Transforming Lives

Every day, all over the world, USAID brings peace to those who endure violence, health to those who struggle with sickness, and prosperity to those who live in poverty. It is these individuals — these uncounted thousands of lives — that are the true measure of USAID’s successes and the true face of USAID's programs.

Capacity building is a powerful tool for change.  USAID is helping Afghans gain the skills to develop their country and pass on their expertise to the next generation of leaders.  Engineer M. Eshaq’s experience shows that knowledge, determination, and vision will rebuild Afghanistan.

Afghanistan has one of the highest maternal mortality rates in the world, with an estimated 1,800 maternal deaths per 100,000 live births.  Access to reliable maternity and child healthcare is limited in the more remote parts of Afghanistan’s eastern region due to a lack of infrastructure, education, and professional services.  The presence of a trained birth attendant can prevent many of the deaths.  Together with the Ministry of Public Health (MoPH) and service providers, USAID’s Alternative Development Program – East (ADP-E) has addressed this situation by supporting midwifery training for women from the eastern region’s isolated Nuristan province.

On February 15, 2010, the Kandahar Provincial Reconstruction Team (PRT) received an urgent request from the World Food Program (WFP) to help the people of Daman District repair their canals, which had recently been damaged by severe flooding. If the canals could not be repaired within three weeks, all of the year’s crops would be lost, risking serious economic instability. USAID’s Food Insecurity Response for Urban Populations (FIRUP) program stepped in to help, quickly mobilizing 6,600 laborers and 15 excavators to clear hundreds of kilometers of critical canals. The rapid response saved Daman District’s crops and the livelihoods of many of its local citizens.

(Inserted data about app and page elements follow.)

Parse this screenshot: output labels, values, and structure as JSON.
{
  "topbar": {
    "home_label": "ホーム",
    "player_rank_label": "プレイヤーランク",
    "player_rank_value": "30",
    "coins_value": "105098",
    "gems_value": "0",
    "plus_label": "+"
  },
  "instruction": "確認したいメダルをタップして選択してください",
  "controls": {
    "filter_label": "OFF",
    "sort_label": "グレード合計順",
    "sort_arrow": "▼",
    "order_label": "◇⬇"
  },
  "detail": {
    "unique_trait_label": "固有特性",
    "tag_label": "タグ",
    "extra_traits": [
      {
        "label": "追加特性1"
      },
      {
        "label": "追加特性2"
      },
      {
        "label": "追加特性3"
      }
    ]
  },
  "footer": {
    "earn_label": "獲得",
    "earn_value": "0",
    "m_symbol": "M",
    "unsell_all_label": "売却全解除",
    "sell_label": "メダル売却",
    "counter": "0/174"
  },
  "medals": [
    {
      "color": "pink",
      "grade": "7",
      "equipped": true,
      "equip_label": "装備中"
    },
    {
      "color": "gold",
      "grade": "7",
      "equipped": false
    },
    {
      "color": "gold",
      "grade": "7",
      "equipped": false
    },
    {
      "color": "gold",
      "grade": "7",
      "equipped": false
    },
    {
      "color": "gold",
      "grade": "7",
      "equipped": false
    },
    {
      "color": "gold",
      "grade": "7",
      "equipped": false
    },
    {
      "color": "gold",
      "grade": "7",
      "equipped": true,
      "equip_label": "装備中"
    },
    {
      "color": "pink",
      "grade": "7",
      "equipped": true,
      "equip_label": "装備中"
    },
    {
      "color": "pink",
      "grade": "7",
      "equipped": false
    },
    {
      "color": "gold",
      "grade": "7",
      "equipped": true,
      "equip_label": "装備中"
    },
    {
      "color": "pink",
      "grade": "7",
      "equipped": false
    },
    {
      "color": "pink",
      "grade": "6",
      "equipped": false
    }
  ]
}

The economy of Afghanistan has always been agriculture-based, with most of the country’s rural areas dependent on livestock rearing, crop cultivation, and orchards.  To improve production and strengthen rural economies, USAID funded a project that provides animal husbandry training and goat and chicken distribution to women in need of assistance. 

As more people in Afghanistan gain access to government-provided electricity, USAID is helping to create an effective and reliable electrical grid to deliver power.  Electricity in Afghanistan is distributed by substations operated by Da Afghanistan Breshna Sherkat, the country’s electricity company.  To regulate the voltage that flows through power lines, the substations need to communicate with each other regarding power flow and unexpected issues.

Many Afghan women and girls are illiterate due to cultural norms and oppressive measures enforced during Taliban rule.  Denied the opportunity to learn marketable skills, these women and their families lack employment opportunities and face poverty.  Today, there is a critical need for vocational training that reaches out to women.

Art may not spring to mind as a beneficiary of improved energy in Afghanistan. However, the availability of 24-hour electricity in Kabul, through USAID, is benefiting the efforts of a young artist.

With sadness in her eyes, 16-year-old Fatima cradles her baby boy. Her son is often ill and has remained small compared to other children.  She doesn’t know how to help him. Fatima’s story is all too common in Afghanistan, where more than 50 percent of children are chronically malnourished. Additionally, malnutrition is responsible for approximately 50 percent of child deaths in the country. 

The establishment of a community development council (CDC) in the village of Rabat in Ghor Province has opened the door to educational opportunities for residents.  After its formation with the support of the National Solidarity Programme (NSP), the CDC, an elected body of male and female community members, evaluated the needs of the community and created a literacy course with experienced male and female instructors.


Last updated: January 26, 2015